* What you will do:
With nothing added or dropped, copy the data that follows exactly.

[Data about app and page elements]
"""
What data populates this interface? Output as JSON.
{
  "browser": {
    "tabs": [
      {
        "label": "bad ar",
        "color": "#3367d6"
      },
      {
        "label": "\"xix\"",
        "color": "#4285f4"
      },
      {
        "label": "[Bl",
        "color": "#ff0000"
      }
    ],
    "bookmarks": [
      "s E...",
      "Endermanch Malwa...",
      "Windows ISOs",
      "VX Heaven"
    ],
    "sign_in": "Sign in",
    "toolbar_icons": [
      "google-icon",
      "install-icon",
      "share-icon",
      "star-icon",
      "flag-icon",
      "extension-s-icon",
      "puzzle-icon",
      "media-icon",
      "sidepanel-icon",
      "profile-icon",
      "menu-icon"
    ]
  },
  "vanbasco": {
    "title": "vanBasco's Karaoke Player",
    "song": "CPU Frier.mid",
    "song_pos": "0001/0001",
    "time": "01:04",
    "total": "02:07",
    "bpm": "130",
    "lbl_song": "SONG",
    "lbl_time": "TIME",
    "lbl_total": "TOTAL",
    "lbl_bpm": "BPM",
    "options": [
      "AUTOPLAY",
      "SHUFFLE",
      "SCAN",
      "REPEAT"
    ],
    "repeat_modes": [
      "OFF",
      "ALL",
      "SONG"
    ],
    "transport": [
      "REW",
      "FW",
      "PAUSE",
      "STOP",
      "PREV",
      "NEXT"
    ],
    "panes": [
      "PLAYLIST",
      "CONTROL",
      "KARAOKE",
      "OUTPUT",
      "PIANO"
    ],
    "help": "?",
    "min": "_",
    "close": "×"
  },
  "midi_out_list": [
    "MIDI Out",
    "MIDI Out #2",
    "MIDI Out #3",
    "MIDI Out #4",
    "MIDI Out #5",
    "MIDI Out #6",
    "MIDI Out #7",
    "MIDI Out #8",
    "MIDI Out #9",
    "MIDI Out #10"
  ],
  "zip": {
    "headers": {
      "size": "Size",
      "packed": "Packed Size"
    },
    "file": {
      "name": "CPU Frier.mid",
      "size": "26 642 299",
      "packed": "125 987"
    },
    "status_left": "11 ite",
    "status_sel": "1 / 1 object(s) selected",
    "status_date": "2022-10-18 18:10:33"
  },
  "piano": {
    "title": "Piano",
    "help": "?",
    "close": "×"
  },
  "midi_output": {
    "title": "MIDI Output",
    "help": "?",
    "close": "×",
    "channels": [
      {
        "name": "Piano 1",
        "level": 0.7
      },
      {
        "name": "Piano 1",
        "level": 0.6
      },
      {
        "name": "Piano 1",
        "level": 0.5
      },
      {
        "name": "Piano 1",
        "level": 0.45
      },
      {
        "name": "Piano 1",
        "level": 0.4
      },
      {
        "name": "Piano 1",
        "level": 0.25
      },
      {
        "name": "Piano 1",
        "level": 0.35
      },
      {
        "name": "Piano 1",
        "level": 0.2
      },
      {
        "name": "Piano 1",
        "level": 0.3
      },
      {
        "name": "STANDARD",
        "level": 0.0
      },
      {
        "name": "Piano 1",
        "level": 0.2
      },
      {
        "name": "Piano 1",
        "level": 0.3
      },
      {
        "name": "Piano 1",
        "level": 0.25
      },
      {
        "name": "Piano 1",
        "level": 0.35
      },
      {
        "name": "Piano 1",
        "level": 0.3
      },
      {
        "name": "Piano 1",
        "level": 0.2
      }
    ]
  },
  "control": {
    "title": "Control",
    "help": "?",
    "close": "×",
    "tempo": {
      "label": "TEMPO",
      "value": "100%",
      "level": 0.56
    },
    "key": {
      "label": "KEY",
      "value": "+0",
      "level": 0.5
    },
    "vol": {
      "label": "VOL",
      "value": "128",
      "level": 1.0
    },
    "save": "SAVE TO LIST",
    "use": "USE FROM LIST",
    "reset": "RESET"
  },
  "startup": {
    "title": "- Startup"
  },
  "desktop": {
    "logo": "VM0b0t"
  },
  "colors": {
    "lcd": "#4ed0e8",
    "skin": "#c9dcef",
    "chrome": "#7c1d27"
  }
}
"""
* Response area:
What data populates this interface? Output as JSON.
{
  "browser": {
    "tabs": [
      {
        "label": "bad ar",
        "color": "#3367d6"
      },
      {
        "label": "\"xix\"",
        "color": "#4285f4"
      },
      {
        "label": "[Bl",
        "color": "#ff0000"
      }
    ],
    "bookmarks": [
      "s E...",
      "Endermanch Malwa...",
      "Windows ISOs",
      "VX Heaven"
    ],
    "sign_in": "Sign in",
    "toolbar_icons": [
      "google-icon",
      "install-icon",
      "share-icon",
      "star-icon",
      "flag-icon",
      "extension-s-icon",
      "puzzle-icon",
      "media-icon",
      "sidepanel-icon",
      "profile-icon",
      "menu-icon"
    ]
  },
  "vanbasco": {
    "title": "vanBasco's Karaoke Player",
    "song": "CPU Frier.mid",
    "song_pos": "0001/0001",
    "time": "01:04",
    "total": "02:07",
    "bpm": "130",
    "lbl_song": "SONG",
    "lbl_time": "TIME",
    "lbl_total": "TOTAL",
    "lbl_bpm": "BPM",
    "options": [
      "AUTOPLAY",
      "SHUFFLE",
      "SCAN",
      "REPEAT"
    ],
    "repeat_modes": [
      "OFF",
      "ALL",
      "SONG"
    ],
    "transport": [
      "REW",
      "FW",
      "PAUSE",
      "STOP",
      "PREV",
      "NEXT"
    ],
    "panes": [
      "PLAYLIST",
      "CONTROL",
      "KARAOKE",
      "OUTPUT",
      "PIANO"
    ],
    "help": "?",
    "min": "_",
    "close": "×"
  },
  "midi_out_list": [
    "MIDI Out",
    "MIDI Out #2",
    "MIDI Out #3",
    "MIDI Out #4",
    "MIDI Out #5",
    "MIDI Out #6",
    "MIDI Out #7",
    "MIDI Out #8",
    "MIDI Out #9",
    "MIDI Out #10"
  ],
  "zip": {
    "headers": {
      "size": "Size",
      "packed": "Packed Size"
    },
    "file": {
      "name": "CPU Frier.mid",
      "size": "26 642 299",
      "packed": "125 987"
    },
    "status_left": "11 ite",
    "status_sel": "1 / 1 object(s) selected",
    "status_date": "2022-10-18 18:10:33"
  },
  "piano": {
    "title": "Piano",
    "help": "?",
    "close": "×"
  },
  "midi_output": {
    "title": "MIDI Output",
    "help": "?",
    "close": "×",
    "channels": [
      {
        "name": "Piano 1",
        "level": 0.7
      },
      {
        "name": "Piano 1",
        "level": 0.6
      },
      {
        "name": "Piano 1",
        "level": 0.5
      },
      {
        "name": "Piano 1",
        "level": 0.45
      },
      {
        "name": "Piano 1",
        "level": 0.4
      },
      {
        "name": "Piano 1",
        "level": 0.25
      },
      {
        "name": "Piano 1",
        "level": 0.35
      },
      {
        "name": "Piano 1",
        "level": 0.2
      },
      {
        "name": "Piano 1",
        "level": 0.3
      },
      {
        "name": "STANDARD",
        "level": 0.0
      },
      {
        "name": "Piano 1",
        "level": 0.2
      },
      {
        "name": "Piano 1",
        "level": 0.3
      },
      {
        "name": "Piano 1",
        "level": 0.25
      },
      {
        "name": "Piano 1",
        "level": 0.35
      },
      {
        "name": "Piano 1",
        "level": 0.3
      },
      {
        "name": "Piano 1",
        "level": 0.2
      }
    ]
  },
  "control": {
    "title": "Control",
    "help": "?",
    "close": "×",
    "tempo": {
      "label": "TEMPO",
      "value": "100%",
      "level": 0.56
    },
    "key": {
      "label": "KEY",
      "value": "+0",
      "level": 0.5
    },
    "vol": {
      "label": "VOL",
      "value": "128",
      "level": 1.0
    },
    "save": "SAVE TO LIST",
    "use": "USE FROM LIST",
    "reset": "RESET"
  },
  "startup": {
    "title": "- Startup"
  },
  "desktop": {
    "logo": "VM0b0t"
  },
  "colors": {
    "lcd": "#4ed0e8",
    "skin": "#c9dcef",
    "chrome": "#7c1d27"
  }
}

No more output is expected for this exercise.